The name Lishana Deni means 'our language', and is similar to names used by other Jewish Neo-Aramaic dialects (Lishan Didan, Lishanid Noshan). Other popular names for the language are Lishan Hozaye, 'the language of the Jews', and Kurdit, 'Kurdish'. Scholarly sources tend simply to refer to Lishana Deni as Zakho Jewish Neo-Aramaic although it was spoken in the entire region west of the zab river.
Various Neo-Aramaic dialects were spoken across a wide area from the Zakho region, in the west, to Lake Urmia, in the northeast to Sanandaj, in the southeast (the area covers northern Iraq and northwestern Iran). The upheavals in their traditional region after the First World War and the founding of the State of Israel led most of the Jews of Kurdistan to move to Jerusalem and villages nearby.
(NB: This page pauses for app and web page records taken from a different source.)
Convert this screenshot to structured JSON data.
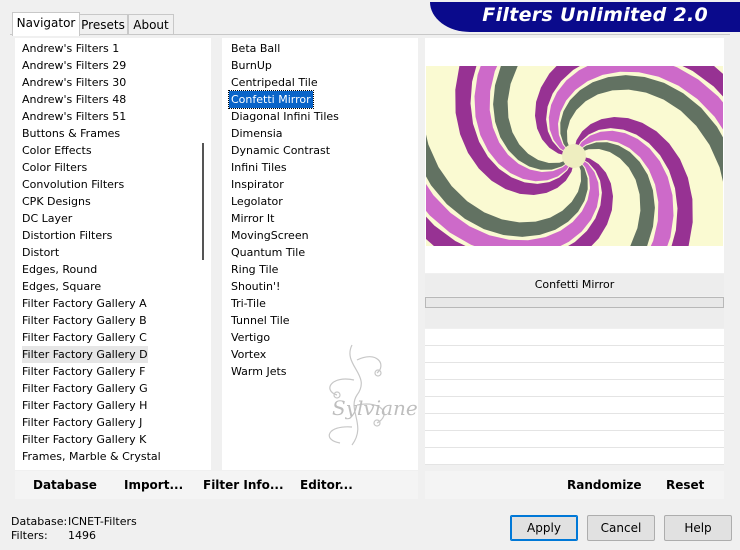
{
  "tabs": [
    {
      "label": "Navigator",
      "active": true
    },
    {
      "label": "Presets",
      "active": false
    },
    {
      "label": "About",
      "active": false
    }
  ],
  "banner": {
    "title": "Filters Unlimited 2.0"
  },
  "categories": {
    "items": [
      "Andrew's Filters 1",
      "Andrew's Filters 29",
      "Andrew's Filters 30",
      "Andrew's Filters 48",
      "Andrew's Filters 51",
      "Buttons & Frames",
      "Color Effects",
      "Color Filters",
      "Convolution Filters",
      "CPK Designs",
      "DC Layer",
      "Distortion Filters",
      "Distort",
      "Edges, Round",
      "Edges, Square",
      "Filter Factory Gallery A",
      "Filter Factory Gallery B",
      "Filter Factory Gallery C",
      "Filter Factory Gallery D",
      "Filter Factory Gallery F",
      "Filter Factory Gallery G",
      "Filter Factory Gallery H",
      "Filter Factory Gallery J",
      "Filter Factory Gallery K",
      "Frames, Marble & Crystal"
    ],
    "selected": "Filter Factory Gallery D"
  },
  "filters": {
    "items": [
      "Beta Ball",
      "BurnUp",
      "Centripedal Tile",
      "Confetti Mirror",
      "Diagonal Infini Tiles",
      "Dimensia",
      "Dynamic Contrast",
      "Infini Tiles",
      "Inspirator",
      "Legolator",
      "Mirror It",
      "MovingScreen",
      "Quantum Tile",
      "Ring Tile",
      "Shoutin'!",
      "Tri-Tile",
      "Tunnel Tile",
      "Vertigo",
      "Vortex",
      "Warm Jets"
    ],
    "selected": "Confetti Mirror"
  },
  "preview": {
    "filter_name": "Confetti Mirror",
    "colors": [
      "#8c1c8c",
      "#c85ac8",
      "#fafad2",
      "#eeeec0",
      "#3c5046"
    ]
  },
  "toolbar": {
    "database": "Database",
    "import": "Import...",
    "filter_info": "Filter Info...",
    "editor": "Editor...",
    "randomize": "Randomize",
    "reset": "Reset"
  },
  "watermark": {
    "text": "Sylviane"
  },
  "status": {
    "database_label": "Database:",
    "database_value": "ICNET-Filters",
    "filters_label": "Filters:",
    "filters_value": "1496"
  },
  "buttons": {
    "apply": "Apply",
    "cancel": "Cancel",
    "help": "Help"
  }
}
However, uprooted from northern Iraq, and thrown together with so many different language groups in the fledgling nation, Lishana Deni began to be replaced in the speech of younger generations by Modern Hebrew.
Fewer than 8,000 people are known to speak Lishana Deni, and all of them are over 50 years old. Lishana Deni is written in the Hebrew alphabet. Spelling tends to be highly phonetic, and elided letters are not written.
The language faces extinction in the next few decades. Although there is very little intelligibility between Lishana Deni and the other Jewish dialects, there is quite reasonable intelligibility between it and the Christian Neo-Aramaic dialects spoken in the region.